▸ **ACTIVITY**:
The word "glyph": in how many lines of the records does it appear? Reply with the number alone.

▸ **EXERCISE INPUTS**:

*** Begin section ***

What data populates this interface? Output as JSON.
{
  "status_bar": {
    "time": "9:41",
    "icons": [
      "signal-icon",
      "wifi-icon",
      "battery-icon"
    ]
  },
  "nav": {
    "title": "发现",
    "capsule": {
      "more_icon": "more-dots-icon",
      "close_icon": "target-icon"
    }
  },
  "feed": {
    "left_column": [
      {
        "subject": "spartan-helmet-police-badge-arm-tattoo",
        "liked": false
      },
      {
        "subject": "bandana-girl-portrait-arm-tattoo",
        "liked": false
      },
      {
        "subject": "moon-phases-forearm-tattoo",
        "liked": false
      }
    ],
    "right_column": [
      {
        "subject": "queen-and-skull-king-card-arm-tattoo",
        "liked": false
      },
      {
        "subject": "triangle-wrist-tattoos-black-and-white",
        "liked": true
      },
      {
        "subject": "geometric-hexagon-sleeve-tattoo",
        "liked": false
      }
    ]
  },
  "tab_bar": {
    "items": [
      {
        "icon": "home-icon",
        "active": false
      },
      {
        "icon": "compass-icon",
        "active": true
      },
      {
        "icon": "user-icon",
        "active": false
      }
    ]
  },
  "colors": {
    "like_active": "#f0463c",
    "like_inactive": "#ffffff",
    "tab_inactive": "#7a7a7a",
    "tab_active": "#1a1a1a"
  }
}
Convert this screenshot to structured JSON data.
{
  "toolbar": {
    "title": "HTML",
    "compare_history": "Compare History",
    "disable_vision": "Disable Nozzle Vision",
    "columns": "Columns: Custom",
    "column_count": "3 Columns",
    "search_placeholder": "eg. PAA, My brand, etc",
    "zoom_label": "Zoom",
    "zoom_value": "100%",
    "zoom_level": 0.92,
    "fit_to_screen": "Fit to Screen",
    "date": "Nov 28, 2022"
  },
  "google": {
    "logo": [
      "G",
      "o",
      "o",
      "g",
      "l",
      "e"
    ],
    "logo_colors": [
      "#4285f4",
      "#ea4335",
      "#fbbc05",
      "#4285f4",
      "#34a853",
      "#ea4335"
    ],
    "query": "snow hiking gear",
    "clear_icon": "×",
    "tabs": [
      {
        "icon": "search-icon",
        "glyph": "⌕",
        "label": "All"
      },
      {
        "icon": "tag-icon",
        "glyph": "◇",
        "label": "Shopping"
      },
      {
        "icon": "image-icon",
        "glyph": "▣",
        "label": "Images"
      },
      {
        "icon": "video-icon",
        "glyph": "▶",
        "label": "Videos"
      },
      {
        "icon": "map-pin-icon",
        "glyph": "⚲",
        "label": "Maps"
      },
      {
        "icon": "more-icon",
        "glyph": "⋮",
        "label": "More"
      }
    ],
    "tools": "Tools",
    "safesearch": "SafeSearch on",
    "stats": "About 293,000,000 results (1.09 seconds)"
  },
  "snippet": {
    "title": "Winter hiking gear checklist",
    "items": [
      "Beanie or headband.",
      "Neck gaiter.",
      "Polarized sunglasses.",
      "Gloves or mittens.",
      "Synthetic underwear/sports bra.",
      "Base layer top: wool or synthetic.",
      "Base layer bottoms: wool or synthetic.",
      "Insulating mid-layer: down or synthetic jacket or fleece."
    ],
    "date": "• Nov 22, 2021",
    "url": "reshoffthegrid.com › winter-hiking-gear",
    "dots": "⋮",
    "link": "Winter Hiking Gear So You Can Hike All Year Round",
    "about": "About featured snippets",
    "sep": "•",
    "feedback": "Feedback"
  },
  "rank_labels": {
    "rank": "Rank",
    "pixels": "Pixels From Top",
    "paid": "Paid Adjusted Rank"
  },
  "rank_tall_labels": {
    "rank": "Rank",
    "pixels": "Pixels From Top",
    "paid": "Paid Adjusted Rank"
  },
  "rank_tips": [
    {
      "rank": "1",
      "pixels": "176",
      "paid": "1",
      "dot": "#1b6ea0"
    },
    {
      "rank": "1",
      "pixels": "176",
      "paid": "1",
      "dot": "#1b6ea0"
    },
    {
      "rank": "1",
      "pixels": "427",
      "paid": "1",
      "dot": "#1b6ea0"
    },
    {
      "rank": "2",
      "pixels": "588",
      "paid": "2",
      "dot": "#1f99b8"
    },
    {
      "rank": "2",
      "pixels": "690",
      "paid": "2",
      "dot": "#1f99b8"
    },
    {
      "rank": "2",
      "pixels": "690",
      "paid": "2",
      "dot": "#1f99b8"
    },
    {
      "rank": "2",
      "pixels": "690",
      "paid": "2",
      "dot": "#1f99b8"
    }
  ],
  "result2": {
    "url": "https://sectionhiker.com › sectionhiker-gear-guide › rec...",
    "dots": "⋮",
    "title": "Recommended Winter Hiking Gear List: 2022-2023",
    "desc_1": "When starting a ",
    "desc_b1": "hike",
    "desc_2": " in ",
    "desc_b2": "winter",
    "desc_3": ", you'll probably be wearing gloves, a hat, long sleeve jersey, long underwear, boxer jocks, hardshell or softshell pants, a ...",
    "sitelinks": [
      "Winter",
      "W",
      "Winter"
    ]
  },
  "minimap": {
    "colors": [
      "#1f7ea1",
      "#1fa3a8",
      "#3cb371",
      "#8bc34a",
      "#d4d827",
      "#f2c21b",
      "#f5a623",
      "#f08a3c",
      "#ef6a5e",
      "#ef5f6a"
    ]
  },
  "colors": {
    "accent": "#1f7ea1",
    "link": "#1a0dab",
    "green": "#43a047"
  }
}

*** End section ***

▸ **RESPONSE AREA**:
6